Businesses and professionals can pivot by upskilling with continuing education
The growth of the digital economy is changing the way we work, learn, and communicate. But instead of having the next five to ten years for business to transition and bridge the skills gap, the COVID-19 pandemic has shrunk that timeline. Post-secondary institutions, especially continuing education programs, play a key role in supporting this transition.
“Continuing education has a strong history of responding to economic downturns,” says Rod Lastra, Associate Dean (Academic), University of Manitoba Extended Education. “The pandemic has created a lot of unemployment and underemployment, so the challenge for industry is how to upskill professionals so they can be part of the digital economy, which has arrived sooner than expected.”
Spring webinars to explore advanced learning and the need for upskilling
To support professionals wanting to develop new skills and competencies, and the businesses who have had to pivot given the changing digital environment, University of Manitoba Extended Education is hosting four webinars in May and June.
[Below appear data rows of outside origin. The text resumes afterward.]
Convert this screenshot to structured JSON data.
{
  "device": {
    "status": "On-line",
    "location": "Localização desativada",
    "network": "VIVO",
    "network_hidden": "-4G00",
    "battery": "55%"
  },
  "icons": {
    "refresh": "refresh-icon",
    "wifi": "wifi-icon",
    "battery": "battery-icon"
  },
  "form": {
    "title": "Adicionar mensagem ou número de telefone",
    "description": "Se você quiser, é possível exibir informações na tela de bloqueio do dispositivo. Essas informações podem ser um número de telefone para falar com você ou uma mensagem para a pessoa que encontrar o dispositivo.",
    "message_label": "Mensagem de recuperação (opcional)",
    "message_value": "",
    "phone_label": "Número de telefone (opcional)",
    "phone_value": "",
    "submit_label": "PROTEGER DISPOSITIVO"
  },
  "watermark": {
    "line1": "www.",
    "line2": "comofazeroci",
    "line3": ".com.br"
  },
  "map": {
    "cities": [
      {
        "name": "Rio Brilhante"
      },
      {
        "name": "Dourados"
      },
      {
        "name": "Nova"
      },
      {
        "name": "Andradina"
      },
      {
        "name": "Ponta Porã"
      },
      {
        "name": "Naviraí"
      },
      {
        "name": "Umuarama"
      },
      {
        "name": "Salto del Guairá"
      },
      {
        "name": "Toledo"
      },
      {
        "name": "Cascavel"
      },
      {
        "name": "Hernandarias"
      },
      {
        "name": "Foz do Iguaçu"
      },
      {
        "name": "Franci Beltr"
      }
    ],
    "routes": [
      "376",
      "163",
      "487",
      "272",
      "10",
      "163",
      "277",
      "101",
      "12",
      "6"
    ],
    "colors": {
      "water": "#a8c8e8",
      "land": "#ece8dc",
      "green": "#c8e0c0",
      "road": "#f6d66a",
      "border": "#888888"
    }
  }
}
The webinars will provide a snapshot of the current landscape for business and advanced learning and will provide some context for the critical need to upskill.
“The webinar series is a reflection of the opportunities the pandemic has given us,” says Lastra. “We’re seeing a much more inclusive approach between industry, post-secondary institutions, and learners. The accessibility of the digital world brings people together with the click of a button, which is important for groups that haven’t traditionally benefited from some of these opportunities, including Indigenous populations.”
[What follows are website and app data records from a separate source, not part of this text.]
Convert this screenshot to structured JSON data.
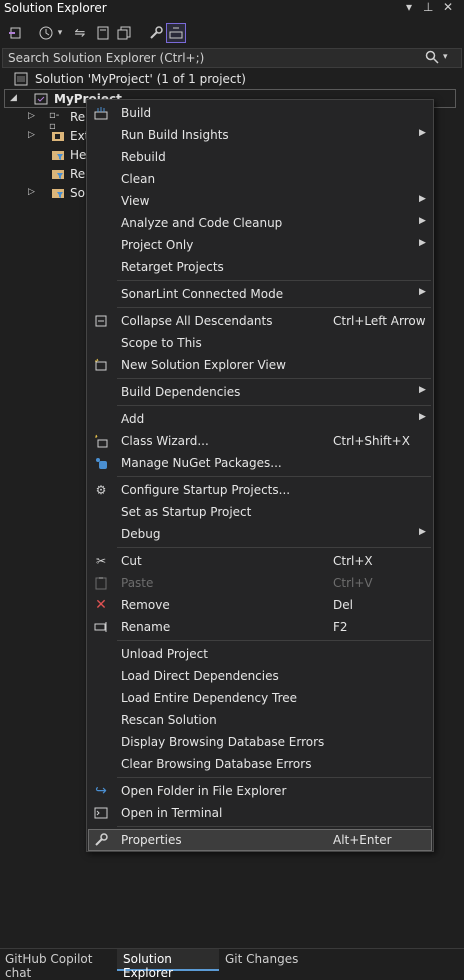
{
  "window": {
    "title": "Solution Explorer",
    "title_controls": [
      "▾",
      "⊥",
      "✕"
    ]
  },
  "toolbar": {
    "icons": [
      "vs-sync-icon",
      "history-icon",
      "dropdown-icon",
      "sync-arrows-icon",
      "pages-icon",
      "copy-icon",
      "wrench-icon",
      "preview-icon"
    ]
  },
  "search": {
    "placeholder": "Search Solution Explorer (Ctrl+;)"
  },
  "tree": {
    "solution": "Solution 'MyProject' (1 of 1 project)",
    "project": "MyProject",
    "children": [
      "Re",
      "Ext",
      "He",
      "Re",
      "So"
    ]
  },
  "menu": {
    "items": [
      {
        "label": "Build",
        "shortcut": "",
        "submenu": false,
        "icon": "build-icon"
      },
      {
        "label": "Run Build Insights",
        "shortcut": "",
        "submenu": true,
        "icon": ""
      },
      {
        "label": "Rebuild",
        "shortcut": "",
        "submenu": false,
        "icon": ""
      },
      {
        "label": "Clean",
        "shortcut": "",
        "submenu": false,
        "icon": ""
      },
      {
        "label": "View",
        "shortcut": "",
        "submenu": true,
        "icon": ""
      },
      {
        "label": "Analyze and Code Cleanup",
        "shortcut": "",
        "submenu": true,
        "icon": ""
      },
      {
        "label": "Project Only",
        "shortcut": "",
        "submenu": true,
        "icon": ""
      },
      {
        "label": "Retarget Projects",
        "shortcut": "",
        "submenu": false,
        "icon": ""
      },
      {
        "label": "SonarLint Connected Mode",
        "shortcut": "",
        "submenu": true,
        "icon": ""
      },
      {
        "label": "Collapse All Descendants",
        "shortcut": "Ctrl+Left Arrow",
        "submenu": false,
        "icon": "collapse-icon"
      },
      {
        "label": "Scope to This",
        "shortcut": "",
        "submenu": false,
        "icon": ""
      },
      {
        "label": "New Solution Explorer View",
        "shortcut": "",
        "submenu": false,
        "icon": "new-view-icon"
      },
      {
        "label": "Build Dependencies",
        "shortcut": "",
        "submenu": true,
        "icon": ""
      },
      {
        "label": "Add",
        "shortcut": "",
        "submenu": true,
        "icon": ""
      },
      {
        "label": "Class Wizard...",
        "shortcut": "Ctrl+Shift+X",
        "submenu": false,
        "icon": "class-wizard-icon"
      },
      {
        "label": "Manage NuGet Packages...",
        "shortcut": "",
        "submenu": false,
        "icon": "nuget-icon"
      },
      {
        "label": "Configure Startup Projects...",
        "shortcut": "",
        "submenu": false,
        "icon": "gear-icon"
      },
      {
        "label": "Set as Startup Project",
        "shortcut": "",
        "submenu": false,
        "icon": ""
      },
      {
        "label": "Debug",
        "shortcut": "",
        "submenu": true,
        "icon": ""
      },
      {
        "label": "Cut",
        "shortcut": "Ctrl+X",
        "submenu": false,
        "icon": "scissors-icon"
      },
      {
        "label": "Paste",
        "shortcut": "Ctrl+V",
        "submenu": false,
        "icon": "paste-icon",
        "disabled": true
      },
      {
        "label": "Remove",
        "shortcut": "Del",
        "submenu": false,
        "icon": "remove-icon"
      },
      {
        "label": "Rename",
        "shortcut": "F2",
        "submenu": false,
        "icon": "rename-icon"
      },
      {
        "label": "Unload Project",
        "shortcut": "",
        "submenu": false,
        "icon": ""
      },
      {
        "label": "Load Direct Dependencies",
        "shortcut": "",
        "submenu": false,
        "icon": ""
      },
      {
        "label": "Load Entire Dependency Tree",
        "shortcut": "",
        "submenu": false,
        "icon": ""
      },
      {
        "label": "Rescan Solution",
        "shortcut": "",
        "submenu": false,
        "icon": ""
      },
      {
        "label": "Display Browsing Database Errors",
        "shortcut": "",
        "submenu": false,
        "icon": ""
      },
      {
        "label": "Clear Browsing Database Errors",
        "shortcut": "",
        "submenu": false,
        "icon": ""
      },
      {
        "label": "Open Folder in File Explorer",
        "shortcut": "",
        "submenu": false,
        "icon": "open-folder-icon"
      },
      {
        "label": "Open in Terminal",
        "shortcut": "",
        "submenu": false,
        "icon": "terminal-icon"
      },
      {
        "label": "Properties",
        "shortcut": "Alt+Enter",
        "submenu": false,
        "icon": "wrench-icon",
        "highlighted": true
      }
    ]
  },
  "tabs": {
    "items": [
      {
        "label": "GitHub Copilot chat",
        "active": false
      },
      {
        "label": "Solution Explorer",
        "active": true
      },
      {
        "label": "Git Changes",
        "active": false
      }
    ]
  },
  "colors": {
    "background": "#1f1f1f",
    "menu_bg": "#252526",
    "accent": "#5b9bd5",
    "remove_red": "#e05252"
  }
}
Lastra adds that government has been engaged this past year around supporting upskilling programs and micro-credentialling. Micro-credentials are short programs for learners that are competency-based. The schools work with industry to discover the basic skills and competencies required. An example would be offering one or two programs in artificial intelligence for computer science professionals. This gives them new skills to excel in new or up-and-coming technologies.
“Micro-credentialling is a relatively new concept and doesn’t replace the traditional advanced education programs,” says Lastra. “The beauty is that micro-credentials are done in small packets and can be recognized toward a certificate, diploma, or degree. And we’re seeing the development of funding models, where micro-credentialling can address specific needs for identified skill gaps.”
Micro-credentials and the future of education
Every challenge brings opportunity, and while business is changing to adapt to the new realities brought on by the pandemic, so too is post-secondary education. In the past, schools were very siloed, but what Lastra has seen over the past year is a growing willingness for dialogue and sharing of ideas across the higher learning sector.
“In a way we never did before, we’re now having conversations with universities across the country that are enabling transformative change in post-secondary education,” says Lastra. “We don’t have all the answers to complex problems, but we’re coming around the table and strategizing, which will benefit learners, business, and the schools.”
As business resumes post-pandemic, Lastra believes that traditional degree programs will have to consider blended learning options that include in-person and remote education. And while continuing education has long offered distance learning, he adds that there will be a greater focus on evaluating online learning — the methodology and practice — to make it more effective, inclusive, and engaging.
As published in the National Post